Another keystroke should show you the original track(s).
Maybe also have a look at the SWS thread on the Reaper forum, I'm sure another idea might be found there. My guess is something with "snapshots".
ETA: In addition to Render vs. Apply, there's also the matter of Mono vs. Stereo vs. Multitrack for both as well as Whole track vs. Selected range. So it's very easy to use the Render/Apply tools to end up with precisely the audio files you wanted.
To throw in another method.... I admit that this is probably overkill, but like the OT, I am finicky about organization. I always have a non-nebulized project folder copied and saved, and then I start Nebulizing the tracks. I used to render new takes, put the originals in a folder (clearly labeled) and hidden from view with the SWS tracklist. But lately I have been processing tracks with Nebula in a new way for my workflow. I add the Nebula instances to the track, tweak them until I like the sound, then remove the instances from the actual track and add them to the fx browser in the batch processor and process them that way.

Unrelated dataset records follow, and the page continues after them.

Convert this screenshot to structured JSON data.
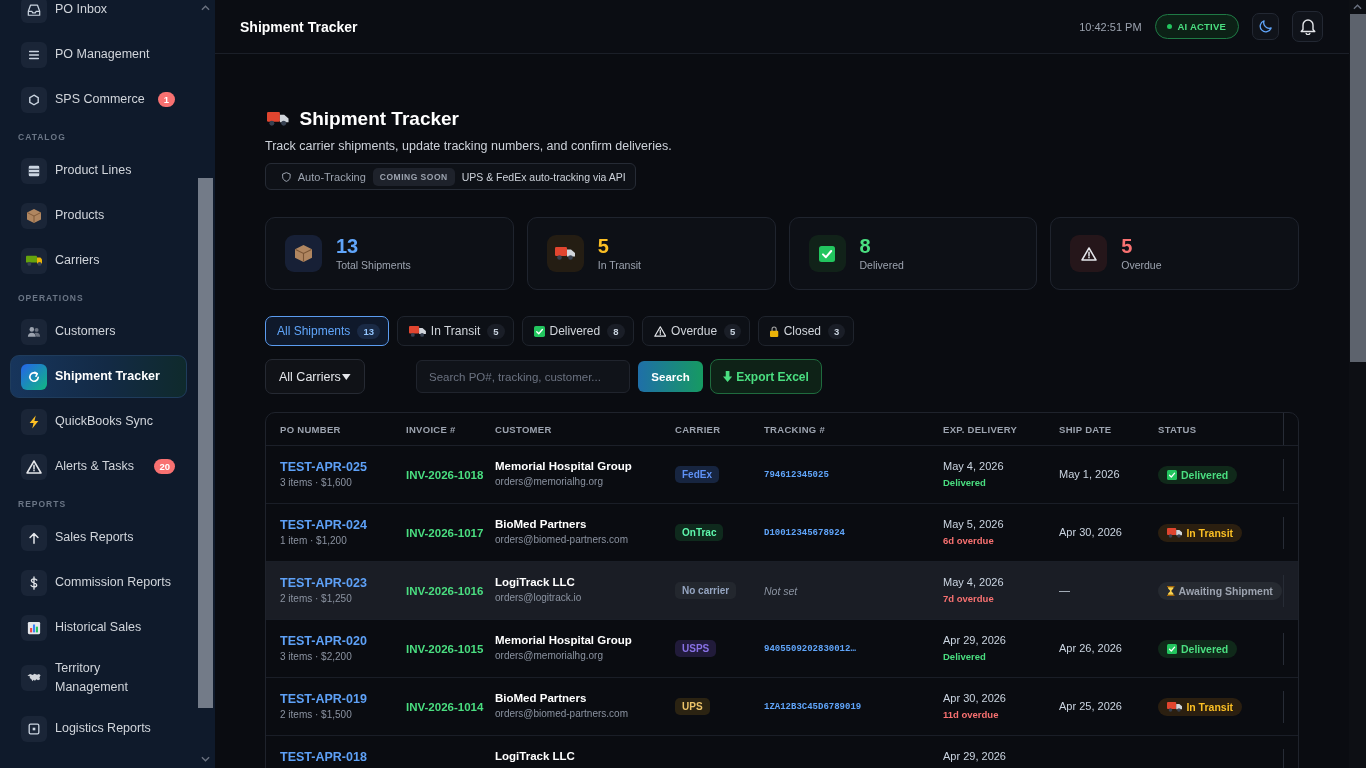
{
  "sidebar": {
    "groups": [
      {
        "items": [
          {
            "label": "PO Inbox",
            "kind": "inbox",
            "selected": false
          },
          {
            "label": "PO Management",
            "kind": "list",
            "selected": false
          },
          {
            "label": "SPS Commerce",
            "kind": "hexagon",
            "selected": false,
            "badge": "1"
          }
        ]
      },
      {
        "label": "CATALOG",
        "items": [
          {
            "label": "Product Lines",
            "kind": "table",
            "selected": false
          },
          {
            "label": "Products",
            "kind": "box",
            "selected": false
          },
          {
            "label": "Carriers",
            "kind": "lorry",
            "selected": false
          }
        ]
      },
      {
        "label": "OPERATIONS",
        "items": [
          {
            "label": "Customers",
            "kind": "people",
            "selected": false
          },
          {
            "label": "Shipment Tracker",
            "kind": "refresh",
            "selected": true
          },
          {
            "label": "QuickBooks Sync",
            "kind": "bolt",
            "selected": false
          },
          {
            "label": "Alerts & Tasks",
            "kind": "warning",
            "selected": false,
            "badge": "20"
          }
        ]
      },
      {
        "label": "REPORTS",
        "items": [
          {
            "label": "Sales Reports",
            "kind": "arrow",
            "selected": false
          },
          {
            "label": "Commission Reports",
            "kind": "dollar",
            "selected": false
          },
          {
            "label": "Historical Sales",
            "kind": "chart",
            "selected": false
          },
          {
            "label": "Territory Management",
            "kind": "map",
            "selected": false
          },
          {
            "label": "Logistics Reports",
            "kind": "square",
            "selected": false
          }
        ]
      }
    ]
  },
  "header": {
    "title": "Shipment Tracker",
    "time": "10:42:51 PM",
    "status": "AI ACTIVE"
  },
  "page": {
    "title": "Shipment Tracker",
    "subtitle": "Track carrier shipments, update tracking numbers, and confirm deliveries.",
    "notice": {
      "label": "Auto-Tracking",
      "badge": "COMING SOON",
      "text": "UPS & FedEx auto-tracking via API"
    }
  },
  "stats": [
    {
      "value": "13",
      "label": "Total Shipments",
      "kind": "total"
    },
    {
      "value": "5",
      "label": "In Transit",
      "kind": "transit"
    },
    {
      "value": "8",
      "label": "Delivered",
      "kind": "delivered"
    },
    {
      "value": "5",
      "label": "Overdue",
      "kind": "overdue"
    }
  ],
  "tabs": [
    {
      "label": "All Shipments",
      "count": "13",
      "kind": "all",
      "selected": true
    },
    {
      "label": "In Transit",
      "count": "5",
      "kind": "transit",
      "selected": false
    },
    {
      "label": "Delivered",
      "count": "8",
      "kind": "delivered",
      "selected": false
    },
    {
      "label": "Overdue",
      "count": "5",
      "kind": "overdue",
      "selected": false
    },
    {
      "label": "Closed",
      "count": "3",
      "kind": "closed",
      "selected": false
    }
  ],
  "filters": {
    "carrier": "All Carriers",
    "search": {
      "placeholder": "Search PO#, tracking, customer..."
    },
    "buttons": [
      {
        "label": "Search",
        "kind": "search"
      },
      {
        "label": "Export Excel",
        "kind": "export"
      }
    ]
  },
  "table": {
    "columns": [
      "PO NUMBER",
      "INVOICE #",
      "CUSTOMER",
      "CARRIER",
      "TRACKING #",
      "EXP. DELIVERY",
      "SHIP DATE",
      "STATUS"
    ],
    "rows": [
      {
        "selected": false,
        "po": "TEST-APR-025",
        "summary": "3 items · $1,600",
        "invoice": "INV-2026-1018",
        "customer": "Memorial Hospital Group",
        "email": "orders@memorialhg.org",
        "carrier": {
          "label": "FedEx",
          "color": "#172540"
        },
        "tracking": {
          "text": "794612345025",
          "kind": "number"
        },
        "expected": {
          "date": "May 4, 2026",
          "note": "Delivered",
          "kind": "delivered"
        },
        "ship_date": "May 1, 2026",
        "status": {
          "label": "Delivered",
          "kind": "delivered"
        }
      },
      {
        "selected": false,
        "po": "TEST-APR-024",
        "summary": "1 item · $1,200",
        "invoice": "INV-2026-1017",
        "customer": "BioMed Partners",
        "email": "orders@biomed-partners.com",
        "carrier": {
          "label": "OnTrac",
          "color": "#0f2a1d"
        },
        "tracking": {
          "text": "D10012345678924",
          "kind": "number"
        },
        "expected": {
          "date": "May 5, 2026",
          "note": "6d overdue",
          "kind": "overdue"
        },
        "ship_date": "Apr 30, 2026",
        "status": {
          "label": "In Transit",
          "kind": "transit"
        }
      },
      {
        "selected": true,
        "po": "TEST-APR-023",
        "summary": "2 items · $1,250",
        "invoice": "INV-2026-1016",
        "customer": "LogiTrack LLC",
        "email": "orders@logitrack.io",
        "carrier": {
          "label": "No carrier",
          "color": "#23272e"
        },
        "tracking": {
          "text": "Not set",
          "kind": "missing"
        },
        "expected": {
          "date": "May 4, 2026",
          "note": "7d overdue",
          "kind": "overdue"
        },
        "ship_date": "—",
        "status": {
          "label": "Awaiting Shipment",
          "kind": "awaiting"
        }
      },
      {
        "selected": false,
        "po": "TEST-APR-020",
        "summary": "3 items · $2,200",
        "invoice": "INV-2026-1015",
        "customer": "Memorial Hospital Group",
        "email": "orders@memorialhg.org",
        "carrier": {
          "label": "USPS",
          "color": "#211b3a"
        },
        "tracking": {
          "text": "9405509202830012…",
          "kind": "number"
        },
        "expected": {
          "date": "Apr 29, 2026",
          "note": "Delivered",
          "kind": "delivered"
        },
        "ship_date": "Apr 26, 2026",
        "status": {
          "label": "Delivered",
          "kind": "delivered"
        }
      },
      {
        "selected": false,
        "po": "TEST-APR-019",
        "summary": "2 items · $1,500",
        "invoice": "INV-2026-1014",
        "customer": "BioMed Partners",
        "email": "orders@biomed-partners.com",
        "carrier": {
          "label": "UPS",
          "color": "#2b2312"
        },
        "tracking": {
          "text": "1ZA12B3C45D6789019",
          "kind": "number"
        },
        "expected": {
          "date": "Apr 30, 2026",
          "note": "11d overdue",
          "kind": "overdue"
        },
        "ship_date": "Apr 25, 2026",
        "status": {
          "label": "In Transit",
          "kind": "transit"
        }
      },
      {
        "selected": false,
        "po": "TEST-APR-018",
        "customer": "LogiTrack LLC",
        "expected": {
          "date": "Apr 29, 2026"
        }
      }
    ]
  }
}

The processed tracks go into a folder called "Neb" (you can name it anything, of course!), where they are then used to replace the files in the project folder. This has been a huge time-saver for me because if I don't like the way they sound later, I can always copy/paste the original unprocessed file (from the pre-nebula folder) right into the project folder and when I go back to the project, the file is magically back to it's original state with no need to drag them into the project from the open project. The other cool thing is that if I do ALL of my processing through the batch processor, the actual file names of each track don't change and I can open multiple versions of the project with the same rpp file, so they all have the same fader/pan/fx etc settings. They are basically identical projects with differently processed sounds. It sounds complicated but it has actually been much easier, faster, and more creatively productive for me in my Reaper/nebula work. I could map it out more clearly if you want.
1st ... ngarjuna, what you described is exactly the issue I've been dealing with. This 'APPLY' function. I've NOT seen that in REAPER This is definitely something I need to look at!

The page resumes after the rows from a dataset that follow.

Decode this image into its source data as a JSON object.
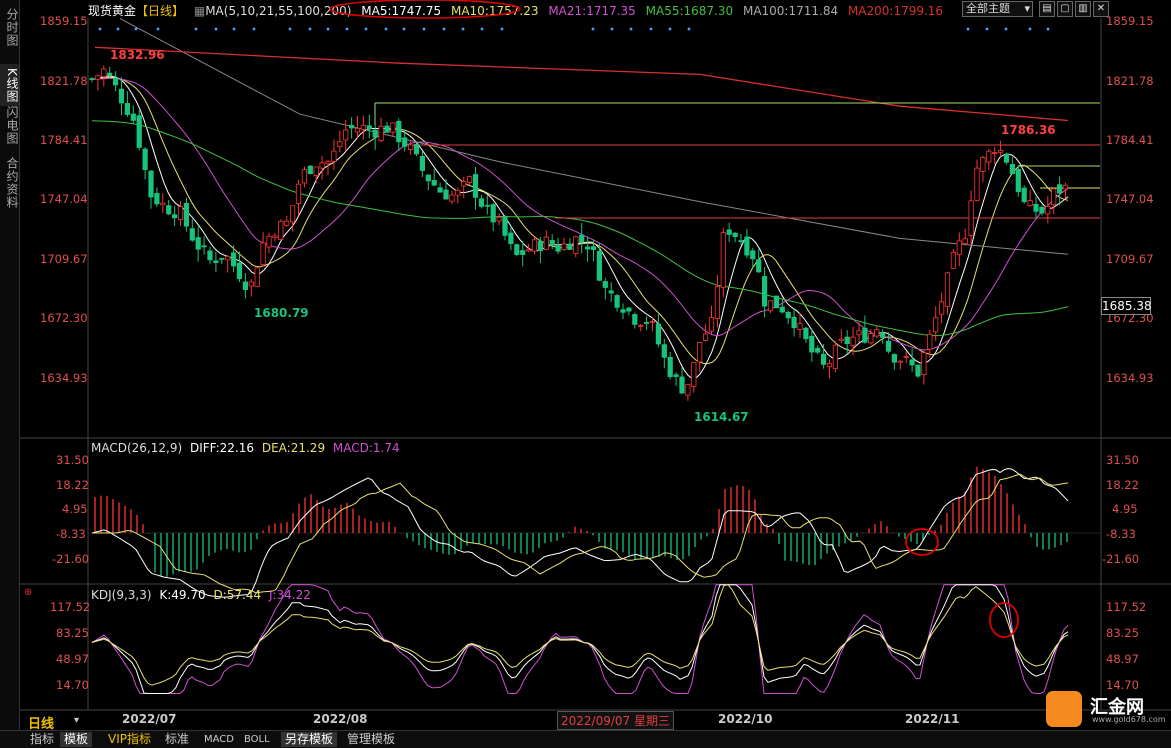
{
  "sidebar": [
    {
      "label": "分时图",
      "active": false
    },
    {
      "label": "K线图",
      "active": true
    },
    {
      "label": "闪电图",
      "active": false
    },
    {
      "label": "合约资料",
      "active": false
    }
  ],
  "header": {
    "title": "现货黄金",
    "period": "【日线】",
    "ma_def": "MA(5,10,21,55,100,200)",
    "ma5": "MA5:1747.75",
    "ma10": "MA10:1757.23",
    "ma21": "MA21:1717.35",
    "ma55": "MA55:1687.30",
    "ma100": "MA100:1711.84",
    "ma200": "MA200:1799.16",
    "dropdown": "全部主题"
  },
  "colors": {
    "up": "#ff3333",
    "down": "#19c37d",
    "ma5": "#ffffff",
    "ma10": "#e8e070",
    "ma21": "#d050d0",
    "ma55": "#40c040",
    "ma100": "#888888",
    "ma200": "#d83030",
    "kdj_k": "#ffffff",
    "kdj_d": "#e8e070",
    "kdj_j": "#d050d0"
  },
  "price_axis": [
    "1859.15",
    "1821.78",
    "1784.41",
    "1747.04",
    "1709.67",
    "1672.30",
    "1634.93"
  ],
  "annotations": {
    "high1": "1832.96",
    "low1": "1680.79",
    "high2": "1786.36",
    "low2": "1614.67",
    "current_price": "1685.38"
  },
  "macd": {
    "title": "MACD(26,12,9)",
    "diff": "DIFF:22.16",
    "dea": "DEA:21.29",
    "macd": "MACD:1.74",
    "axis": [
      "31.50",
      "18.22",
      "4.95",
      "-8.33",
      "-21.60"
    ]
  },
  "kdj": {
    "title": "KDJ(9,3,3)",
    "k": "K:49.70",
    "d": "D:57.44",
    "j": "J:34.22",
    "axis": [
      "117.52",
      "83.25",
      "48.97",
      "14.70"
    ]
  },
  "x_axis": [
    "2022/07",
    "2022/08",
    "2022/09/07 星期三",
    "2022/10",
    "2022/11"
  ],
  "period_label": "日线",
  "toolbar": [
    {
      "label": "指标",
      "selected": false
    },
    {
      "label": "模板",
      "selected": true
    },
    {
      "label": "VIP指标",
      "selected": false
    },
    {
      "label": "标准",
      "selected": false
    },
    {
      "label": "MACD",
      "selected": false
    },
    {
      "label": "BOLL",
      "selected": false
    },
    {
      "label": "另存模板",
      "selected": true
    },
    {
      "label": "管理模板",
      "selected": false
    }
  ],
  "logo": {
    "name": "汇金网",
    "url": "www.gold678.com"
  },
  "chart_data": {
    "type": "candlestick",
    "title": "现货黄金 【日线】",
    "ylim": [
      1600,
      1870
    ],
    "key_levels": {
      "high": 1832.96,
      "low1": 1680.79,
      "low2": 1614.67,
      "high2": 1786.36,
      "last": 1747.75
    },
    "macd_ylim": [
      -30,
      36
    ],
    "kdj_ylim": [
      0,
      125
    ]
  }
}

Also, Richie ... I've read many post of your's at the Reaper site, and YES, I would be very interest in ANYTHING you would share/explain on this !
Thanks to everyone offering insight/ suggestions on this. Even though this REAPER can be customized in ways that other DAWs limit ... it is enlightening to read what everyone does to handle their workflow, just so that these other possibilities are, at least, realized. Like they say, 'Ignorance may be bliss', but that is not how I want to be. This transition from a fully analogue/ console/ hardware scenario to a DAW environment has required a different way of thinking/ working.
One COOL thing that others helped on ... I now have 3 separate speaker selections available in REAPER that allows me to instantly switch between different speaker systems ... JUST like I had in the old dayz
1st ... ngarjuna, what you described is exactly the issue I've been dealing with. This 'APPLY' function. I've NOT seen that in REAPER This is definitely something I need to look at! ...
Have a look in the Actions Menu. I went ahead and made myself a toolbar (the menu locations changed a bit between 3 and 4 for render etc.) with all of the choices that I use regularly: Apply Mono, Apply Stereo, Render Track Mono, Render Area Mono, Render Track Stereo, Render Area Stereo, Glue...I don't have my studio machine set back up yet from my move, unfortunately, but it's something like that.
It was a big pain to get used to, I have to admit. But now I tend to render/apply off effects that are barely using any CPU just to keep things tidy and in line with my paradigm. Once you get a good workflow going that makes sense to you visually it starts to pick up significantly.